Official says city's lower credit rating should be important to citizens

An "A" on a test is great. An "A" as the credit rating for the City of Memphis is not so good.

Four years ago, the city's credit rating was AA++. It then slipped to AA+, then AA, and now, simply A.

Memphis Chief Financial Officer Robert Lipscomb said Wednesday the rating is important.

"It says a lot about your city," he said. "It also says a lot about the cost of borrowing money."

Lipscomb is the man Mayor Herenton tapped to oversee the fiscal turnaround of the city.

"This happened over a period of time, so it's going to take us a while to get out of the situation," he said.

What happened "over a period of time" is the city's monetary reserve went from $60 million 4 years ago to just a half a million dollars currently. Last year the city used $25 million of the reserve just to balance the budget.

The lower credit rating means is less money for capital improvements, such as amenities in Memphis neighborhoods. City Council member Scott McCormick thinks it will have an impact on citizens.

"Part of capital expenditures are buying firetrucks," McCormick said. "You have to buy firetrucks to put out the fires, and you have to buy police cars that the officers can patrol and protect the citizens in."

McCormick also said he is more confident in the new financial team at city hall than he was two years ago.

"I hope that we've hit rock bottom," he said, "and we are heading back upwards."
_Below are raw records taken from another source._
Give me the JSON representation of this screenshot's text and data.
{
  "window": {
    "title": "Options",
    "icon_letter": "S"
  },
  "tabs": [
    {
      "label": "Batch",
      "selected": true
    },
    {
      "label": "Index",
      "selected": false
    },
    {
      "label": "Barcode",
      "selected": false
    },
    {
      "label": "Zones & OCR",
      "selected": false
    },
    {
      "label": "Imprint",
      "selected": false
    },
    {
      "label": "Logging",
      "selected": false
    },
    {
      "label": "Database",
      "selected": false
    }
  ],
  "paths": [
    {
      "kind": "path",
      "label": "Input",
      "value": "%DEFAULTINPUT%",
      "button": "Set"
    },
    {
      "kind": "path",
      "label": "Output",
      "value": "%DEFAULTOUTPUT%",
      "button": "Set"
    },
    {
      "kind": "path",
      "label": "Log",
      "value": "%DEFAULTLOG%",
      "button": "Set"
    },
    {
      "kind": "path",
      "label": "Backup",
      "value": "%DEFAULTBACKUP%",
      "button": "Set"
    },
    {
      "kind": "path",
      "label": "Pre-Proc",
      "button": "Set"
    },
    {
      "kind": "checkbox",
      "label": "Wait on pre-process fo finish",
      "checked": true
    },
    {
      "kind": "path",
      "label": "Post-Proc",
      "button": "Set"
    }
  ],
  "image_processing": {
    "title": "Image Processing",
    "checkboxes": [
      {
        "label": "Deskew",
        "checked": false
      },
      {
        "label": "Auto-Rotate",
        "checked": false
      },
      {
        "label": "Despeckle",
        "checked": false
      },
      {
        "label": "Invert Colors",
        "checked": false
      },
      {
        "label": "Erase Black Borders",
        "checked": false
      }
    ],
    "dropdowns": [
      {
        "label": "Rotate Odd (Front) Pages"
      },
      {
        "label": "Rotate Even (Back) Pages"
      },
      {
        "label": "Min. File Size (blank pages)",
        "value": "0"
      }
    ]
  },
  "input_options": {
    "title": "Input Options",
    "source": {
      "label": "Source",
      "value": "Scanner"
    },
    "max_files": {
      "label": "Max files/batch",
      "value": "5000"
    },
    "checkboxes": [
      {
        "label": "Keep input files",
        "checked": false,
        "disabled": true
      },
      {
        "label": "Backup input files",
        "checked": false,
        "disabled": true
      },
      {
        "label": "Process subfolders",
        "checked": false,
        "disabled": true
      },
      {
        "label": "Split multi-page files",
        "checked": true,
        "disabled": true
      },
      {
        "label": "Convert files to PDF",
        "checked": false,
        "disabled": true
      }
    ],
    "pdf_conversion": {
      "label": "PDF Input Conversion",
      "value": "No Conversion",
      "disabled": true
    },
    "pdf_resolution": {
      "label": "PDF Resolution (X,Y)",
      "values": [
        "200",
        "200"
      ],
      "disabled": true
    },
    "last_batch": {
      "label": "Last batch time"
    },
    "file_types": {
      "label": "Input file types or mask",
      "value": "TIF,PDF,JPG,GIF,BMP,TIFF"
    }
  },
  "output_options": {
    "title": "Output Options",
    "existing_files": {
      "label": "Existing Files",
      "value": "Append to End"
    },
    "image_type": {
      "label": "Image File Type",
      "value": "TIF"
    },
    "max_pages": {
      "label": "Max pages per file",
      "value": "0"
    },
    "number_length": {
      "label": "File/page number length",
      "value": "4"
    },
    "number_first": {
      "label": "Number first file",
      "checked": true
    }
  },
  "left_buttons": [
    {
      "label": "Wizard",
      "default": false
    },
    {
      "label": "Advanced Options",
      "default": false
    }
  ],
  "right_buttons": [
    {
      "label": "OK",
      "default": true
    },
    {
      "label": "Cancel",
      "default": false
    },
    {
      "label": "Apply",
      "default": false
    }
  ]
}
City leaders are hopeful there will be a million dollars in the reserve at the end of the year. It could be years before a top credit rating is restored.